Except under special circumstances (such as when abortion is necessary to save the life of the mother), the state is free to completely prohibit abortion after the viability point, whereas it faces a more demanding test in imposing pre-viability restrictions. How would an artiﬁcial womb inﬂect the state’s ability to regulate pregnancy under existing law?One possibility is that the state may, as before, prohibit abortion outright only after viability but that it may require transfer to an artiﬁcial womb instead of abortion for women between eighteen weeks and viability. A second possibility is that artiﬁcial wombs would change our understanding of viability. That is, while an eighteen-week-old fetus would not be viable under the traditional deﬁnition of viability, we may understand it as viable once transfer to an artiﬁcial womb was possible; therefore, the state could prohibit both the transfer to an artiﬁcial womb and the abortion at eighteen weeks. A third possibility is an expansion of postviability pregnancy rights—that states that would have prohibited abortion outright after viability would now be forced at least to allow women to transfer the fetus to the artiﬁcial womb as an alternative.

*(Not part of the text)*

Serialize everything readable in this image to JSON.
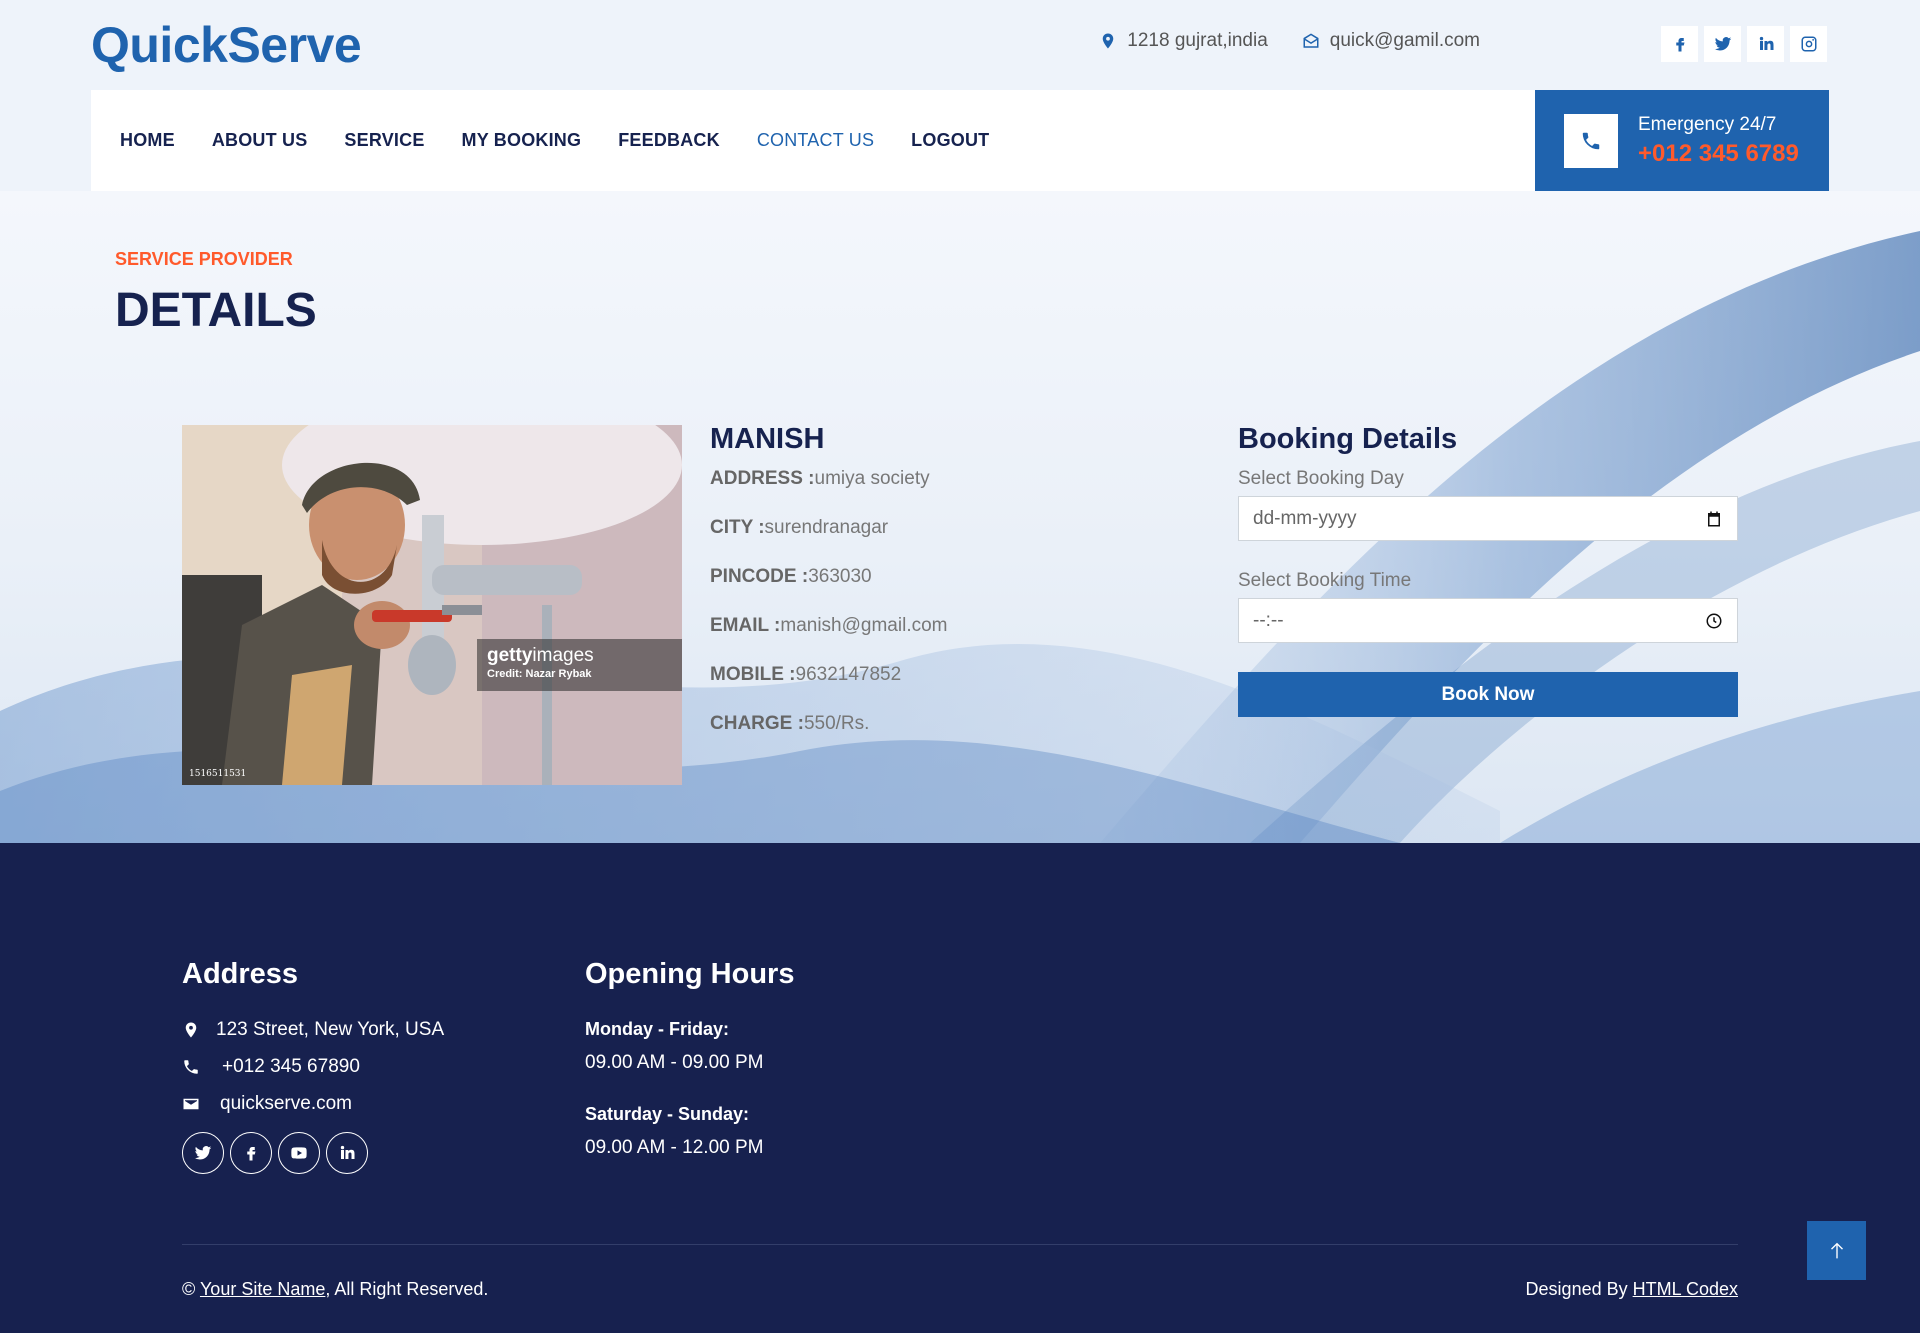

He also rightly notes the way that this new technology would change in terms of implementation of law would depend on how invasive a procedure we are talking about. One imagines at least a c-section, given the size of the baby at that stage. (The one page article more succinctly describes the legal changes we may be facing; and is after some thought, very neutral and readable.) However, it is unlikely that a woman could protest that there be ‘no invasive procedure’ at all, as a number of the most commonly used abortion procedures are invasive; especially the further along one is in the pregnancy.
Ultimately at the last, he states:
Further, it should be noted that the argument to terminate something acknowledges that the thing that is to be terminated exists – the baby in the womb. To argue that the woman has the right to kill her child is not ethically presentable, as it then opens up that any woman has the ‘right’ to kill her children at any point in time, even after the child is born (see the arguments about born alive abortion survivors, for example.) If an alternative is presented then indeed the ethics of the matter changes entirely.
Ultimately though, the truly ethical decision would be one that would in the long run give the woman the right to terminate her pregnancy without killing the child – a solution that is now, at least, potentially within near-future medical technological development.
*addendum quoting a comment from the article’s discussion section:
As an RN ( and I know online declarations of expert knowledge are useless, ask any Nigerian Prince ) the development of a child involves passage of hormones and genetic material back and forth from mother to baby during pregnancy. Biofeedback mechanisms monitor and adjust placental conditions in ways we do not yet fully understand. Mothers feel cravings due to nutrient needs of the child which are communicated chemically. Some resistance to disease is passed on after fertilization and possibly to environmental factors too while genetic information from the child can be found in the mom’s bloodstream providing progress updates on fetal development in the cellular level. This is the product of millions of years of evolution and you don’t fix what ain’t broke!
We just don’t know all the details and this technology is more an emergency lifeboat for premature babies than healthy human alternative.
The human reproductive and gestational system is indeed very complex, and I agree that at present we do not have all the information we need, that the technology being discussed is at present really the next step in neonatal life support and care. Notably this has not stopped genetic manipulation (look up ‘three parent babies’ for further reading)